### TASK TO CARRY OUT
Everything in the entries below must be reproduced exactly, except the images.

### DATASET RECORDS
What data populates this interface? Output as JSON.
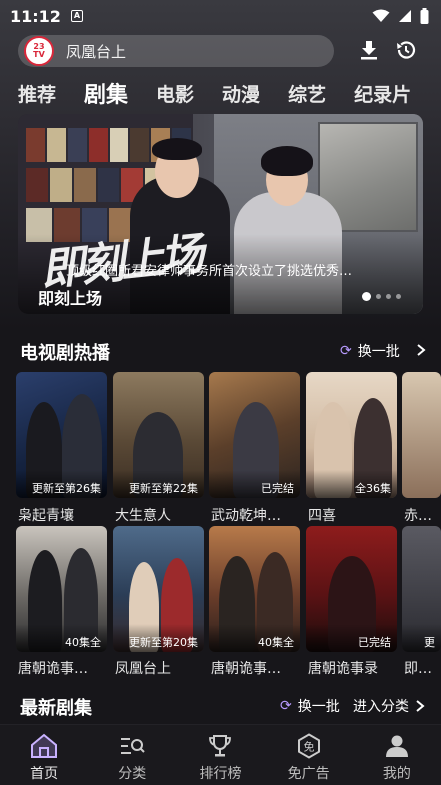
{
  "status_bar": {
    "time": "11:12",
    "notif_glyph": "A"
  },
  "search": {
    "placeholder": "凤凰台上",
    "logo_top": "23",
    "logo_bottom": "TV"
  },
  "tabs": [
    {
      "label": "推荐"
    },
    {
      "label": "剧集"
    },
    {
      "label": "电影"
    },
    {
      "label": "动漫"
    },
    {
      "label": "综艺"
    },
    {
      "label": "纪录片"
    }
  ],
  "banner": {
    "calligraphy": "即刻上场",
    "description": "顶级红圈所君安律师事务所首次设立了挑选优秀…",
    "title": "即刻上场"
  },
  "hot_section": {
    "title": "电视剧热播",
    "refresh_label": "换一批"
  },
  "hot_row1": [
    {
      "title": "枭起青壤",
      "badge": "更新至第26集"
    },
    {
      "title": "大生意人",
      "badge": "更新至第22集"
    },
    {
      "title": "武动乾坤…",
      "badge": "已完结"
    },
    {
      "title": "四喜",
      "badge": "全36集"
    },
    {
      "title": "赤…",
      "badge": ""
    }
  ],
  "hot_row2": [
    {
      "title": "唐朝诡事…",
      "badge": "40集全"
    },
    {
      "title": "凤凰台上",
      "badge": "更新至第20集"
    },
    {
      "title": "唐朝诡事…",
      "badge": "40集全"
    },
    {
      "title": "唐朝诡事录",
      "badge": "已完结"
    },
    {
      "title": "即…",
      "badge": "更"
    }
  ],
  "latest_section": {
    "title": "最新剧集",
    "refresh_label": "换一批",
    "category_label": "进入分类"
  },
  "nav": [
    {
      "label": "首页",
      "icon": "home-icon"
    },
    {
      "label": "分类",
      "icon": "category-search-icon"
    },
    {
      "label": "排行榜",
      "icon": "trophy-icon"
    },
    {
      "label": "免广告",
      "icon": "no-ads-icon"
    },
    {
      "label": "我的",
      "icon": "profile-icon"
    }
  ],
  "colors": {
    "accent": "#b89bff",
    "background": "#17161a",
    "logo_red": "#d9273a"
  }
}
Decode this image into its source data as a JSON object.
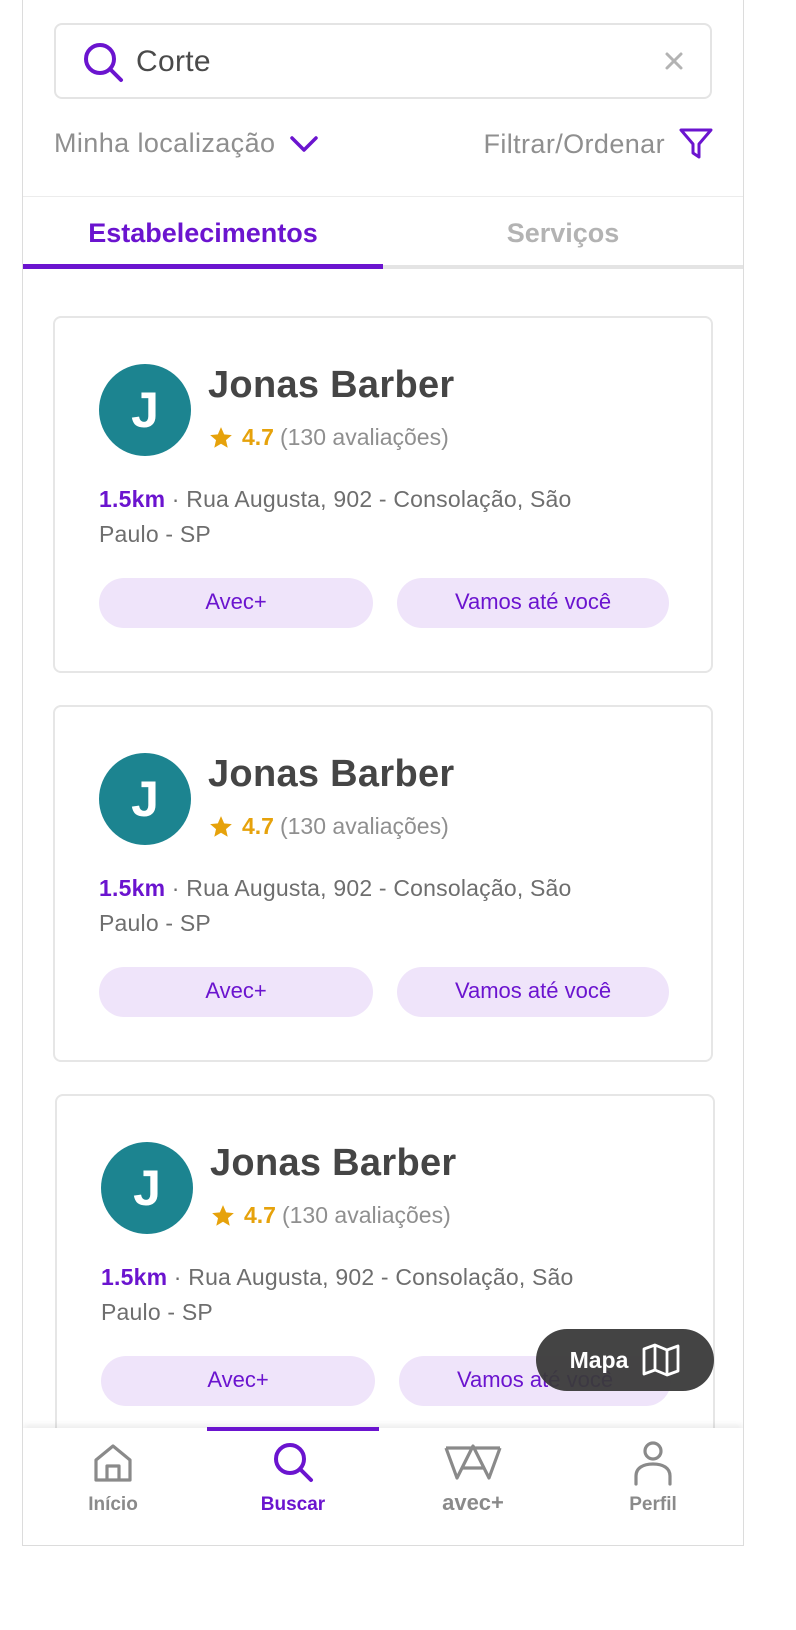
{
  "search": {
    "value": "Corte",
    "icon": "search-icon",
    "clear_icon": "close-icon"
  },
  "location": {
    "label": "Minha localização",
    "icon": "chevron-down-icon"
  },
  "filter": {
    "label": "Filtrar/Ordenar",
    "icon": "filter-icon"
  },
  "tabs": [
    {
      "label": "Estabelecimentos",
      "active": true
    },
    {
      "label": "Serviços",
      "active": false
    }
  ],
  "cards": [
    {
      "initial": "J",
      "name": "Jonas Barber",
      "score": "4.7",
      "reviews": "(130 avaliações)",
      "distance": "1.5km",
      "address": " · Rua Augusta, 902 - Consolação, São Paulo - SP",
      "tag1": "Avec+",
      "tag2": "Vamos até você"
    },
    {
      "initial": "J",
      "name": "Jonas Barber",
      "score": "4.7",
      "reviews": "(130 avaliações)",
      "distance": "1.5km",
      "address": " · Rua Augusta, 902 - Consolação, São Paulo - SP",
      "tag1": "Avec+",
      "tag2": "Vamos até você"
    },
    {
      "initial": "J",
      "name": "Jonas Barber",
      "score": "4.7",
      "reviews": "(130 avaliações)",
      "distance": "1.5km",
      "address": " · Rua Augusta, 902 - Consolação, São Paulo - SP",
      "tag1": "Avec+",
      "tag2": "Vamos até você"
    }
  ],
  "map_button": {
    "label": "Mapa",
    "icon": "map-icon"
  },
  "bottom_nav": [
    {
      "label": "Início",
      "icon": "home-icon",
      "active": false
    },
    {
      "label": "Buscar",
      "icon": "search-icon",
      "active": true
    },
    {
      "label": "avec+",
      "icon": "avec-logo-icon",
      "active": false
    },
    {
      "label": "Perfil",
      "icon": "user-icon",
      "active": false
    }
  ],
  "colors": {
    "accent": "#6b14cf",
    "avatar": "#1c8490",
    "star": "#e6a20b",
    "pill_bg": "#efe4fa",
    "map_button_bg": "#3a3a3a"
  }
}
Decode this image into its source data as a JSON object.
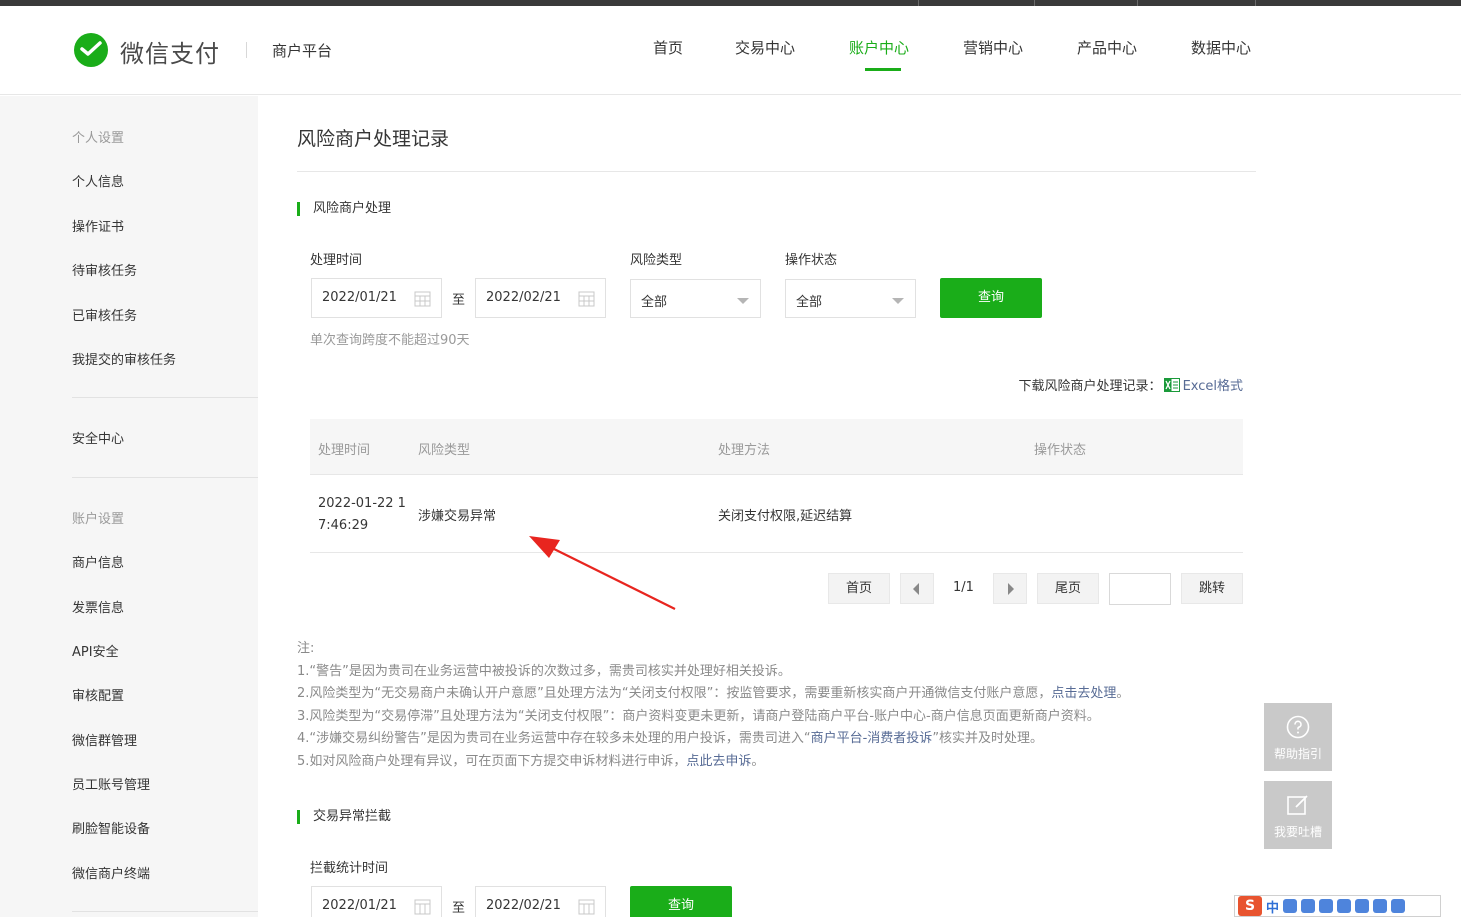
{
  "brand": {
    "logo_text": "微信支付",
    "platform": "商户平台",
    "accent_color": "#1aad19",
    "link_color": "#576b95"
  },
  "nav": {
    "items": [
      "首页",
      "交易中心",
      "账户中心",
      "营销中心",
      "产品中心",
      "数据中心"
    ],
    "active": "账户中心"
  },
  "sidebar": {
    "group_personal": "个人设置",
    "personal_info": "个人信息",
    "op_cert": "操作证书",
    "pending_review": "待审核任务",
    "reviewed": "已审核任务",
    "my_submitted": "我提交的审核任务",
    "security_center": "安全中心",
    "group_account": "账户设置",
    "merchant_info": "商户信息",
    "invoice_info": "发票信息",
    "api_security": "API安全",
    "review_config": "审核配置",
    "wechat_group": "微信群管理",
    "staff_account": "员工账号管理",
    "face_device": "刷脸智能设备",
    "merchant_terminal": "微信商户终端"
  },
  "page": {
    "title": "风险商户处理记录"
  },
  "risk_section": {
    "title": "风险商户处理",
    "time_label": "处理时间",
    "start_date": "2022/01/21",
    "to": "至",
    "end_date": "2022/02/21",
    "type_label": "风险类型",
    "type_value": "全部",
    "status_label": "操作状态",
    "status_value": "全部",
    "query_button": "查询",
    "hint": "单次查询跨度不能超过90天",
    "download_label": "下载风险商户处理记录：",
    "download_link": "Excel格式"
  },
  "table": {
    "headers": [
      "处理时间",
      "风险类型",
      "处理方法",
      "操作状态"
    ],
    "rows": [
      {
        "time": "2022-01-22 17:46:29",
        "type": "涉嫌交易异常",
        "method": "关闭支付权限,延迟结算",
        "status": ""
      }
    ]
  },
  "pager": {
    "first": "首页",
    "count": "1/1",
    "last": "尾页",
    "jump_value": "",
    "jump": "跳转"
  },
  "notes": {
    "heading": "注:",
    "line1": "1.“警告”是因为贵司在业务运营中被投诉的次数过多，需贵司核实并处理好相关投诉。",
    "line2_pre": "2.风险类型为“无交易商户未确认开户意愿”且处理方法为“关闭支付权限”：按监管要求，需要重新核实商户开通微信支付账户意愿，",
    "line2_link": "点击去处理",
    "line2_post": "。",
    "line3": "3.风险类型为“交易停滞”且处理方法为“关闭支付权限”：商户资料变更未更新，请商户登陆商户平台-账户中心-商户信息页面更新商户资料。",
    "line4_pre": "4.“涉嫌交易纠纷警告”是因为贵司在业务运营中存在较多未处理的用户投诉，需贵司进入“",
    "line4_link": "商户平台-消费者投诉",
    "line4_post": "”核实并及时处理。",
    "line5_pre": "5.如对风险商户处理有异议，可在页面下方提交申诉材料进行申诉，",
    "line5_link": "点此去申诉",
    "line5_post": "。"
  },
  "intercept_section": {
    "title": "交易异常拦截",
    "time_label": "拦截统计时间",
    "start_date": "2022/01/21",
    "to": "至",
    "end_date": "2022/02/21",
    "query_button": "查询"
  },
  "float": {
    "help": "帮助指引",
    "feedback": "我要吐槽"
  },
  "ime": {
    "lang": "中"
  }
}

### WRITTEN SOLUTION
What data populates this interface? Output as JSON.
{
  "status_bar": {
    "time": "11:12",
    "notif_glyph": "A"
  },
  "search": {
    "placeholder": "凤凰台上",
    "logo_top": "23",
    "logo_bottom": "TV"
  },
  "tabs": [
    {
      "label": "推荐"
    },
    {
      "label": "剧集"
    },
    {
      "label": "电影"
    },
    {
      "label": "动漫"
    },
    {
      "label": "综艺"
    },
    {
      "label": "纪录片"
    }
  ],
  "banner": {
    "calligraphy": "即刻上场",
    "description": "顶级红圈所君安律师事务所首次设立了挑选优秀…",
    "title": "即刻上场"
  },
  "hot_section": {
    "title": "电视剧热播",
    "refresh_label": "换一批"
  },
  "hot_row1": [
    {
      "title": "枭起青壤",
      "badge": "更新至第26集"
    },
    {
      "title": "大生意人",
      "badge": "更新至第22集"
    },
    {
      "title": "武动乾坤…",
      "badge": "已完结"
    },
    {
      "title": "四喜",
      "badge": "全36集"
    },
    {
      "title": "赤…",
      "badge": ""
    }
  ],
  "hot_row2": [
    {
      "title": "唐朝诡事…",
      "badge": "40集全"
    },
    {
      "title": "凤凰台上",
      "badge": "更新至第20集"
    },
    {
      "title": "唐朝诡事…",
      "badge": "40集全"
    },
    {
      "title": "唐朝诡事录",
      "badge": "已完结"
    },
    {
      "title": "即…",
      "badge": "更"
    }
  ],
  "latest_section": {
    "title": "最新剧集",
    "refresh_label": "换一批",
    "category_label": "进入分类"
  },
  "nav": [
    {
      "label": "首页",
      "icon": "home-icon"
    },
    {
      "label": "分类",
      "icon": "category-search-icon"
    },
    {
      "label": "排行榜",
      "icon": "trophy-icon"
    },
    {
      "label": "免广告",
      "icon": "no-ads-icon"
    },
    {
      "label": "我的",
      "icon": "profile-icon"
    }
  ],
  "colors": {
    "accent": "#b89bff",
    "background": "#17161a",
    "logo_red": "#d9273a"
  }
}
Decode this image into its source data as a JSON object.
{
  "search": {
    "value": "Corte",
    "icon": "search-icon",
    "clear_icon": "close-icon"
  },
  "location": {
    "label": "Minha localização",
    "icon": "chevron-down-icon"
  },
  "filter": {
    "label": "Filtrar/Ordenar",
    "icon": "filter-icon"
  },
  "tabs": [
    {
      "label": "Estabelecimentos",
      "active": true
    },
    {
      "label": "Serviços",
      "active": false
    }
  ],
  "cards": [
    {
      "initial": "J",
      "name": "Jonas Barber",
      "score": "4.7",
      "reviews": "(130 avaliações)",
      "distance": "1.5km",
      "address": " · Rua Augusta, 902 - Consolação, São Paulo - SP",
      "tag1": "Avec+",
      "tag2": "Vamos até você"
    },
    {
      "initial": "J",
      "name": "Jonas Barber",
      "score": "4.7",
      "reviews": "(130 avaliações)",
      "distance": "1.5km",
      "address": " · Rua Augusta, 902 - Consolação, São Paulo - SP",
      "tag1": "Avec+",
      "tag2": "Vamos até você"
    },
    {
      "initial": "J",
      "name": "Jonas Barber",
      "score": "4.7",
      "reviews": "(130 avaliações)",
      "distance": "1.5km",
      "address": " · Rua Augusta, 902 - Consolação, São Paulo - SP",
      "tag1": "Avec+",
      "tag2": "Vamos até você"
    }
  ],
  "map_button": {
    "label": "Mapa",
    "icon": "map-icon"
  },
  "bottom_nav": [
    {
      "label": "Início",
      "icon": "home-icon",
      "active": false
    },
    {
      "label": "Buscar",
      "icon": "search-icon",
      "active": true
    },
    {
      "label": "avec+",
      "icon": "avec-logo-icon",
      "active": false
    },
    {
      "label": "Perfil",
      "icon": "user-icon",
      "active": false
    }
  ],
  "colors": {
    "accent": "#6b14cf",
    "avatar": "#1c8490",
    "star": "#e6a20b",
    "pill_bg": "#efe4fa",
    "map_button_bg": "#3a3a3a"
  }
}
Decode this image into its source data as a JSON object.
{
  "brand": {
    "logo_text": "微信支付",
    "platform": "商户平台",
    "accent_color": "#1aad19",
    "link_color": "#576b95"
  },
  "nav": {
    "items": [
      "首页",
      "交易中心",
      "账户中心",
      "营销中心",
      "产品中心",
      "数据中心"
    ],
    "active": "账户中心"
  },
  "sidebar": {
    "group_personal": "个人设置",
    "personal_info": "个人信息",
    "op_cert": "操作证书",
    "pending_review": "待审核任务",
    "reviewed": "已审核任务",
    "my_submitted": "我提交的审核任务",
    "security_center": "安全中心",
    "group_account": "账户设置",
    "merchant_info": "商户信息",
    "invoice_info": "发票信息",
    "api_security": "API安全",
    "review_config": "审核配置",
    "wechat_group": "微信群管理",
    "staff_account": "员工账号管理",
    "face_device": "刷脸智能设备",
    "merchant_terminal": "微信商户终端"
  },
  "page": {
    "title": "风险商户处理记录"
  },
  "risk_section": {
    "title": "风险商户处理",
    "time_label": "处理时间",
    "start_date": "2022/01/21",
    "to": "至",
    "end_date": "2022/02/21",
    "type_label": "风险类型",
    "type_value": "全部",
    "status_label": "操作状态",
    "status_value": "全部",
    "query_button": "查询",
    "hint": "单次查询跨度不能超过90天",
    "download_label": "下载风险商户处理记录：",
    "download_link": "Excel格式"
  },
  "table": {
    "headers": [
      "处理时间",
      "风险类型",
      "处理方法",
      "操作状态"
    ],
    "rows": [
      {
        "time": "2022-01-22 17:46:29",
        "type": "涉嫌交易异常",
        "method": "关闭支付权限,延迟结算",
        "status": ""
      }
    ]
  },
  "pager": {
    "first": "首页",
    "count": "1/1",
    "last": "尾页",
    "jump_value": "",
    "jump": "跳转"
  },
  "notes": {
    "heading": "注:",
    "line1": "1.“警告”是因为贵司在业务运营中被投诉的次数过多，需贵司核实并处理好相关投诉。",
    "line2_pre": "2.风险类型为“无交易商户未确认开户意愿”且处理方法为“关闭支付权限”：按监管要求，需要重新核实商户开通微信支付账户意愿，",
    "line2_link": "点击去处理",
    "line2_post": "。",
    "line3": "3.风险类型为“交易停滞”且处理方法为“关闭支付权限”：商户资料变更未更新，请商户登陆商户平台-账户中心-商户信息页面更新商户资料。",
    "line4_pre": "4.“涉嫌交易纠纷警告”是因为贵司在业务运营中存在较多未处理的用户投诉，需贵司进入“",
    "line4_link": "商户平台-消费者投诉",
    "line4_post": "”核实并及时处理。",
    "line5_pre": "5.如对风险商户处理有异议，可在页面下方提交申诉材料进行申诉，",
    "line5_link": "点此去申诉",
    "line5_post": "。"
  },
  "intercept_section": {
    "title": "交易异常拦截",
    "time_label": "拦截统计时间",
    "start_date": "2022/01/21",
    "to": "至",
    "end_date": "2022/02/21",
    "query_button": "查询"
  },
  "float": {
    "help": "帮助指引",
    "feedback": "我要吐槽"
  },
  "ime": {
    "lang": "中"
  }
}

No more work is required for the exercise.